Along with a fresh new name came a fresh new way of doing business. After getting pummeled by Nvidia, whose market share was almost twice that of ATI's, ATI brought in some new faces for upper management and began licensing its technology to Taiwan board suppliers rather than make all its own add-in boards. This give ATI a bigger budget to work with, and also the ability to create two chip-design teams, the upshot being ATI could tighten its release schedule for new products.
Going forward, once AMD retires the ATI name completely, the Radeon brand will continue to be used to designate new graphics cards.
A case can be made that nearly all of ATI's products were significant in some way, but some rank higher up on the charts than others. The 9700 Pro, for example, was not only ATI's first DirectX 9 part, it was the first DX9 card in the world. So what's the big deal? Microsoft's DX9 API was one of the biggest things to happen to graphics in roughly a decade.
Image Credit: ibxtlabs.com
The 9700 Pro was also the first major product to come from ATI's newly acquired ArtX design group. A beast of a GPU, the 9700 Pro ran circles around every other graphics solution on the planet and leapfrogged ATI to the front of the performance pack ahead of Nvidia.
Fun Fact: The 9700 Pro was the first videocard to utilize a flip-chip package, whereby the die is flipped over and squished directly the cooler's heatsink.
Do you own an Xbox 360 console? If you do, you're also the owner of ATI graphics hardware. Microsoft took an interest in ATI's acquisition of ArtX, the same company behind Nintendo's GameCube graphics, and inked an agreement with ATI to produce GPUs for the Xbox 360 console. ATI calls the part "Xenos," a 500MHz chip with 337 million transistors, 48 shader pipelines, and 16 texture filtering units.
Around the same time, Nintendo also tapped ATI to produces the graphics chip for its upcoming console(s). The first of these is the currently shipping Wii, which uses ATI's "Hollywood" GPU. In 2009, AMD would ship its 50 millionth Hollywood chip, making it the most successful AMD technology-based game console chip to date in terms of unit sales.
The NASDAQ 100 comprises the 100 largest non-financial stocks on the NASDAQ Stock Market, and at the tail end of 2003, ATI made the list.

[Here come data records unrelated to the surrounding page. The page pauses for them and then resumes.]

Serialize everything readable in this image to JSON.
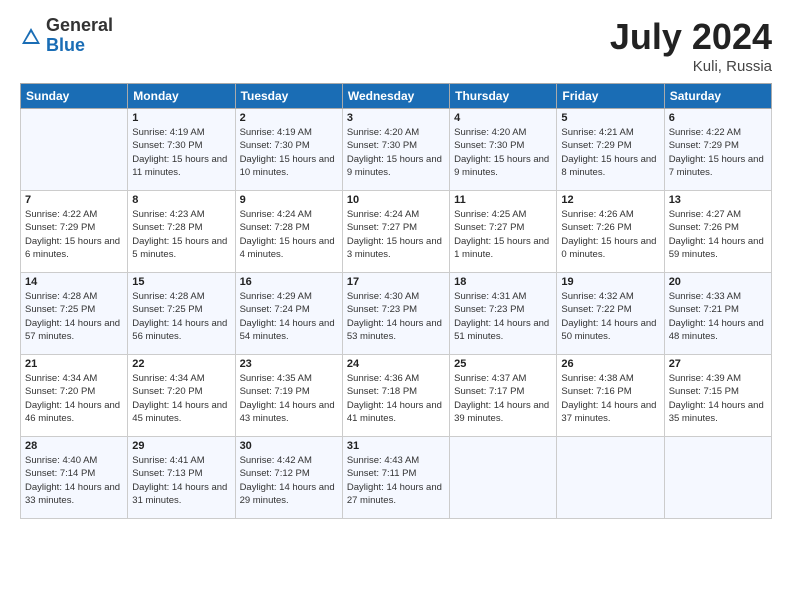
{
  "header": {
    "logo_general": "General",
    "logo_blue": "Blue",
    "month_title": "July 2024",
    "location": "Kuli, Russia"
  },
  "weekdays": [
    "Sunday",
    "Monday",
    "Tuesday",
    "Wednesday",
    "Thursday",
    "Friday",
    "Saturday"
  ],
  "weeks": [
    [
      {
        "day": "",
        "sunrise": "",
        "sunset": "",
        "daylight": ""
      },
      {
        "day": "1",
        "sunrise": "Sunrise: 4:19 AM",
        "sunset": "Sunset: 7:30 PM",
        "daylight": "Daylight: 15 hours and 11 minutes."
      },
      {
        "day": "2",
        "sunrise": "Sunrise: 4:19 AM",
        "sunset": "Sunset: 7:30 PM",
        "daylight": "Daylight: 15 hours and 10 minutes."
      },
      {
        "day": "3",
        "sunrise": "Sunrise: 4:20 AM",
        "sunset": "Sunset: 7:30 PM",
        "daylight": "Daylight: 15 hours and 9 minutes."
      },
      {
        "day": "4",
        "sunrise": "Sunrise: 4:20 AM",
        "sunset": "Sunset: 7:30 PM",
        "daylight": "Daylight: 15 hours and 9 minutes."
      },
      {
        "day": "5",
        "sunrise": "Sunrise: 4:21 AM",
        "sunset": "Sunset: 7:29 PM",
        "daylight": "Daylight: 15 hours and 8 minutes."
      },
      {
        "day": "6",
        "sunrise": "Sunrise: 4:22 AM",
        "sunset": "Sunset: 7:29 PM",
        "daylight": "Daylight: 15 hours and 7 minutes."
      }
    ],
    [
      {
        "day": "7",
        "sunrise": "Sunrise: 4:22 AM",
        "sunset": "Sunset: 7:29 PM",
        "daylight": "Daylight: 15 hours and 6 minutes."
      },
      {
        "day": "8",
        "sunrise": "Sunrise: 4:23 AM",
        "sunset": "Sunset: 7:28 PM",
        "daylight": "Daylight: 15 hours and 5 minutes."
      },
      {
        "day": "9",
        "sunrise": "Sunrise: 4:24 AM",
        "sunset": "Sunset: 7:28 PM",
        "daylight": "Daylight: 15 hours and 4 minutes."
      },
      {
        "day": "10",
        "sunrise": "Sunrise: 4:24 AM",
        "sunset": "Sunset: 7:27 PM",
        "daylight": "Daylight: 15 hours and 3 minutes."
      },
      {
        "day": "11",
        "sunrise": "Sunrise: 4:25 AM",
        "sunset": "Sunset: 7:27 PM",
        "daylight": "Daylight: 15 hours and 1 minute."
      },
      {
        "day": "12",
        "sunrise": "Sunrise: 4:26 AM",
        "sunset": "Sunset: 7:26 PM",
        "daylight": "Daylight: 15 hours and 0 minutes."
      },
      {
        "day": "13",
        "sunrise": "Sunrise: 4:27 AM",
        "sunset": "Sunset: 7:26 PM",
        "daylight": "Daylight: 14 hours and 59 minutes."
      }
    ],
    [
      {
        "day": "14",
        "sunrise": "Sunrise: 4:28 AM",
        "sunset": "Sunset: 7:25 PM",
        "daylight": "Daylight: 14 hours and 57 minutes."
      },
      {
        "day": "15",
        "sunrise": "Sunrise: 4:28 AM",
        "sunset": "Sunset: 7:25 PM",
        "daylight": "Daylight: 14 hours and 56 minutes."
      },
      {
        "day": "16",
        "sunrise": "Sunrise: 4:29 AM",
        "sunset": "Sunset: 7:24 PM",
        "daylight": "Daylight: 14 hours and 54 minutes."
      },
      {
        "day": "17",
        "sunrise": "Sunrise: 4:30 AM",
        "sunset": "Sunset: 7:23 PM",
        "daylight": "Daylight: 14 hours and 53 minutes."
      },
      {
        "day": "18",
        "sunrise": "Sunrise: 4:31 AM",
        "sunset": "Sunset: 7:23 PM",
        "daylight": "Daylight: 14 hours and 51 minutes."
      },
      {
        "day": "19",
        "sunrise": "Sunrise: 4:32 AM",
        "sunset": "Sunset: 7:22 PM",
        "daylight": "Daylight: 14 hours and 50 minutes."
      },
      {
        "day": "20",
        "sunrise": "Sunrise: 4:33 AM",
        "sunset": "Sunset: 7:21 PM",
        "daylight": "Daylight: 14 hours and 48 minutes."
      }
    ],
    [
      {
        "day": "21",
        "sunrise": "Sunrise: 4:34 AM",
        "sunset": "Sunset: 7:20 PM",
        "daylight": "Daylight: 14 hours and 46 minutes."
      },
      {
        "day": "22",
        "sunrise": "Sunrise: 4:34 AM",
        "sunset": "Sunset: 7:20 PM",
        "daylight": "Daylight: 14 hours and 45 minutes."
      },
      {
        "day": "23",
        "sunrise": "Sunrise: 4:35 AM",
        "sunset": "Sunset: 7:19 PM",
        "daylight": "Daylight: 14 hours and 43 minutes."
      },
      {
        "day": "24",
        "sunrise": "Sunrise: 4:36 AM",
        "sunset": "Sunset: 7:18 PM",
        "daylight": "Daylight: 14 hours and 41 minutes."
      },
      {
        "day": "25",
        "sunrise": "Sunrise: 4:37 AM",
        "sunset": "Sunset: 7:17 PM",
        "daylight": "Daylight: 14 hours and 39 minutes."
      },
      {
        "day": "26",
        "sunrise": "Sunrise: 4:38 AM",
        "sunset": "Sunset: 7:16 PM",
        "daylight": "Daylight: 14 hours and 37 minutes."
      },
      {
        "day": "27",
        "sunrise": "Sunrise: 4:39 AM",
        "sunset": "Sunset: 7:15 PM",
        "daylight": "Daylight: 14 hours and 35 minutes."
      }
    ],
    [
      {
        "day": "28",
        "sunrise": "Sunrise: 4:40 AM",
        "sunset": "Sunset: 7:14 PM",
        "daylight": "Daylight: 14 hours and 33 minutes."
      },
      {
        "day": "29",
        "sunrise": "Sunrise: 4:41 AM",
        "sunset": "Sunset: 7:13 PM",
        "daylight": "Daylight: 14 hours and 31 minutes."
      },
      {
        "day": "30",
        "sunrise": "Sunrise: 4:42 AM",
        "sunset": "Sunset: 7:12 PM",
        "daylight": "Daylight: 14 hours and 29 minutes."
      },
      {
        "day": "31",
        "sunrise": "Sunrise: 4:43 AM",
        "sunset": "Sunset: 7:11 PM",
        "daylight": "Daylight: 14 hours and 27 minutes."
      },
      {
        "day": "",
        "sunrise": "",
        "sunset": "",
        "daylight": ""
      },
      {
        "day": "",
        "sunrise": "",
        "sunset": "",
        "daylight": ""
      },
      {
        "day": "",
        "sunrise": "",
        "sunset": "",
        "daylight": ""
      }
    ]
  ]
}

"This achievement is a testament to the hard work of the people at ATI who have build a world-leading visual processor company. Through our teams' efforts, our visual processors have become the products of choice for every platform, from the PC to the digital consumer markets of color cell phones, DTV, and game consoles," Ky Ho, Chairman and CEO of ATI, said in a statement at the time.
Indeed, ATI's multi-pronged approach was paying off. Having secured contracts with both Microsoft and Nintendo, ATI goosed its revenues to almost $1.4 billion in 2003, and more importantly, returned to profitability on net income of $35.2 million. And to think, ATI began with just $300,000 in capital!

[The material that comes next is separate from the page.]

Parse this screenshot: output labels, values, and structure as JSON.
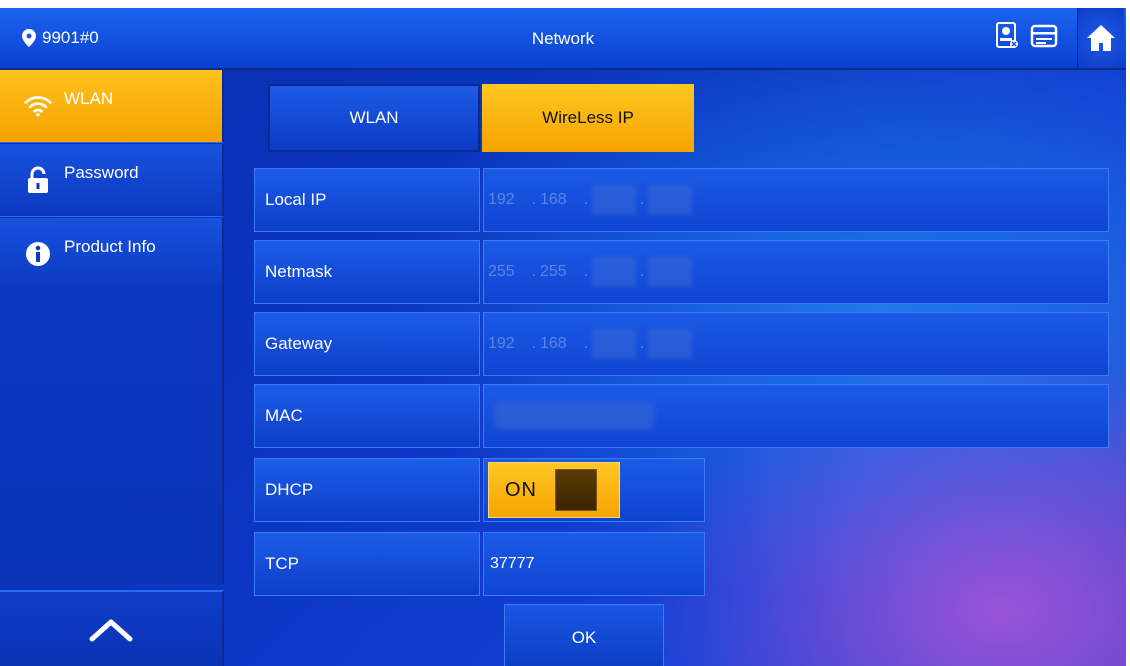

After a remarkable 21 year run, ATI on July 24, 2006 was bought out by AMD for about $5.4 billion ($4.2 billion in cash and $1.2 billion in stock). At the time, analysts viewed the merger with a barrel full of skepticism, wondering how AMD would be able to juggle a graphics business when it was already struggling financially as a processor company. Ironically, ATI stock surged following news of the deal, while AMD stock dropped as investors questioned whether or not AMD overpaid for ATI.
Concerns aside, it was the end of a more than two-decade run for ATI as an independent company, but not the end of ATI as a brand, at least not yet.
Sobering Fact: The average marriage lasts 24 years. The ATI brand has been alive for 25 years.
While the world waited for Fermi -- and waited and waited and waited -- ATI, now owned by AMD, catered to gamers with its HD 5000 "Evergreen" series of GPUs. These awesome chips put AMD back on the performance throne and delivered DirextX gaming to enthusiasts of nearly any budget. Best of all, ATI accomplished a new level of performance and support without turning PCs into Mini Bake ovens.
Still today, the dual-GPU ATI HD 5970 ranks as the fastest single graphics card around. And now that ATI announced plans to retire the ATI name, the 5000 series might be the last cards to ever carry the familiar logo for a graphics company that started way back in 1985.